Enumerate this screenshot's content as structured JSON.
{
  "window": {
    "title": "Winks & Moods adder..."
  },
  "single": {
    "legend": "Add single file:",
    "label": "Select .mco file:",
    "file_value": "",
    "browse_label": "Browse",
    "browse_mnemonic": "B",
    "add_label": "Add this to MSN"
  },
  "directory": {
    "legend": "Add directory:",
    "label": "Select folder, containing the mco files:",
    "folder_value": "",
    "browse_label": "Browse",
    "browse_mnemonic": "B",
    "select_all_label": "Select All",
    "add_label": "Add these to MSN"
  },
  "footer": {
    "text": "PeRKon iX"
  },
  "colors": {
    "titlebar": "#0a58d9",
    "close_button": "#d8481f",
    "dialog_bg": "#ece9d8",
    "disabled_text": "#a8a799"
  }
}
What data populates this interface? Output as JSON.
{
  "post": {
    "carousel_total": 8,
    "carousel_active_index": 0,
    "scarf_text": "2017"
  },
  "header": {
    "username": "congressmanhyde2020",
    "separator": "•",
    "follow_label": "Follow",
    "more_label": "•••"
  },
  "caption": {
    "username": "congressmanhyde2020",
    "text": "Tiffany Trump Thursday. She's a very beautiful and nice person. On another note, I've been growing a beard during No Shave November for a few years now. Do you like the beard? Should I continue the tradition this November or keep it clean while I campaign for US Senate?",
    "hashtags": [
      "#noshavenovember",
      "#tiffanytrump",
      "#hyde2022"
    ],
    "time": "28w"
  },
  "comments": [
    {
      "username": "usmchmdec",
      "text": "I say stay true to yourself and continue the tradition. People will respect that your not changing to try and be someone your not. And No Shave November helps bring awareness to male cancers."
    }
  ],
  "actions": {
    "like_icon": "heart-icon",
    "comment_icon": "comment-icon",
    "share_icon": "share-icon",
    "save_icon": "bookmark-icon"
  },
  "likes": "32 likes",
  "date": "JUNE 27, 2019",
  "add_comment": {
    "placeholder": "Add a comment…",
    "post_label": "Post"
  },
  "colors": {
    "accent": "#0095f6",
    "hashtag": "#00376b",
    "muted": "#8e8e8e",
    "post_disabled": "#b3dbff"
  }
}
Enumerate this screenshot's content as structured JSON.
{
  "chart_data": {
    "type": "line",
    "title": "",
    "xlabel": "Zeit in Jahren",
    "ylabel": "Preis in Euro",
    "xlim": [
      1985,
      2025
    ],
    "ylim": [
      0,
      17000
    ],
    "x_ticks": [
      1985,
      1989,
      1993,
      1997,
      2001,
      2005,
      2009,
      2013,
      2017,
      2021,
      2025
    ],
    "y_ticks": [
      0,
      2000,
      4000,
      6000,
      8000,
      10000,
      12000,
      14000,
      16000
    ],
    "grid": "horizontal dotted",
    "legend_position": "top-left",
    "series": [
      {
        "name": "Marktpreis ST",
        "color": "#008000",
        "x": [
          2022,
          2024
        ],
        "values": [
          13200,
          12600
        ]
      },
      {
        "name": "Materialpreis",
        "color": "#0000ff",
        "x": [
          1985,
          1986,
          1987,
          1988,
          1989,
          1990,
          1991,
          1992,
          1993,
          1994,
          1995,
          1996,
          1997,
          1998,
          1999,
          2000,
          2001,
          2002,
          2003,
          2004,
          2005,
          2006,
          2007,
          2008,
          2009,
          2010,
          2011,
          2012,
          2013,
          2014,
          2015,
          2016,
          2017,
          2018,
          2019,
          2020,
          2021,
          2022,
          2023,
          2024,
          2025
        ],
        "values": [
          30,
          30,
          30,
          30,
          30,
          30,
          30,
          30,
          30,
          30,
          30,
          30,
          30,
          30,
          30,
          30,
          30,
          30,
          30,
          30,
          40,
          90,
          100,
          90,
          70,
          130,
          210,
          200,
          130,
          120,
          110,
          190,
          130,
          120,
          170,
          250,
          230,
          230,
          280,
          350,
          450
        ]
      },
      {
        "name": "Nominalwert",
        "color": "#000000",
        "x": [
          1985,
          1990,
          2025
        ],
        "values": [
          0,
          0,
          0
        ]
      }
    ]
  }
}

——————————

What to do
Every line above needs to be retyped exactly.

Answer for the task
Enumerate this screenshot's content as structured JSON.
{
  "window": {
    "title": "Winks & Moods adder..."
  },
  "single": {
    "legend": "Add single file:",
    "label": "Select .mco file:",
    "file_value": "",
    "browse_label": "Browse",
    "browse_mnemonic": "B",
    "add_label": "Add this to MSN"
  },
  "directory": {
    "legend": "Add directory:",
    "label": "Select folder, containing the mco files:",
    "folder_value": "",
    "browse_label": "Browse",
    "browse_mnemonic": "B",
    "select_all_label": "Select All",
    "add_label": "Add these to MSN"
  },
  "footer": {
    "text": "PeRKon iX"
  },
  "colors": {
    "titlebar": "#0a58d9",
    "close_button": "#d8481f",
    "dialog_bg": "#ece9d8",
    "disabled_text": "#a8a799"
  }
}
What data populates this interface? Output as JSON.
{
  "post": {
    "carousel_total": 8,
    "carousel_active_index": 0,
    "scarf_text": "2017"
  },
  "header": {
    "username": "congressmanhyde2020",
    "separator": "•",
    "follow_label": "Follow",
    "more_label": "•••"
  },
  "caption": {
    "username": "congressmanhyde2020",
    "text": "Tiffany Trump Thursday. She's a very beautiful and nice person. On another note, I've been growing a beard during No Shave November for a few years now. Do you like the beard? Should I continue the tradition this November or keep it clean while I campaign for US Senate?",
    "hashtags": [
      "#noshavenovember",
      "#tiffanytrump",
      "#hyde2022"
    ],
    "time": "28w"
  },
  "comments": [
    {
      "username": "usmchmdec",
      "text": "I say stay true to yourself and continue the tradition. People will respect that your not changing to try and be someone your not. And No Shave November helps bring awareness to male cancers."
    }
  ],
  "actions": {
    "like_icon": "heart-icon",
    "comment_icon": "comment-icon",
    "share_icon": "share-icon",
    "save_icon": "bookmark-icon"
  },
  "likes": "32 likes",
  "date": "JUNE 27, 2019",
  "add_comment": {
    "placeholder": "Add a comment…",
    "post_label": "Post"
  },
  "colors": {
    "accent": "#0095f6",
    "hashtag": "#00376b",
    "muted": "#8e8e8e",
    "post_disabled": "#b3dbff"
  }
}
Enumerate this screenshot's content as structured JSON.
{
  "chart_data": {
    "type": "line",
    "title": "",
    "xlabel": "Zeit in Jahren",
    "ylabel": "Preis in Euro",
    "xlim": [
      1985,
      2025
    ],
    "ylim": [
      0,
      17000
    ],
    "x_ticks": [
      1985,
      1989,
      1993,
      1997,
      2001,
      2005,
      2009,
      2013,
      2017,
      2021,
      2025
    ],
    "y_ticks": [
      0,
      2000,
      4000,
      6000,
      8000,
      10000,
      12000,
      14000,
      16000
    ],
    "grid": "horizontal dotted",
    "legend_position": "top-left",
    "series": [
      {
        "name": "Marktpreis ST",
        "color": "#008000",
        "x": [
          2022,
          2024
        ],
        "values": [
          13200,
          12600
        ]
      },
      {
        "name": "Materialpreis",
        "color": "#0000ff",
        "x": [
          1985,
          1986,
          1987,
          1988,
          1989,
          1990,
          1991,
          1992,
          1993,
          1994,
          1995,
          1996,
          1997,
          1998,
          1999,
          2000,
          2001,
          2002,
          2003,
          2004,
          2005,
          2006,
          2007,
          2008,
          2009,
          2010,
          2011,
          2012,
          2013,
          2014,
          2015,
          2016,
          2017,
          2018,
          2019,
          2020,
          2021,
          2022,
          2023,
          2024,
          2025
        ],
        "values": [
          30,
          30,
          30,
          30,
          30,
          30,
          30,
          30,
          30,
          30,
          30,
          30,
          30,
          30,
          30,
          30,
          30,
          30,
          30,
          30,
          40,
          90,
          100,
          90,
          70,
          130,
          210,
          200,
          130,
          120,
          110,
          190,
          130,
          120,
          170,
          250,
          230,
          230,
          280,
          350,
          450
        ]
      },
      {
        "name": "Nominalwert",
        "color": "#000000",
        "x": [
          1985,
          1990,
          2025
        ],
        "values": [
          0,
          0,
          0
        ]
      }
    ]
  }
}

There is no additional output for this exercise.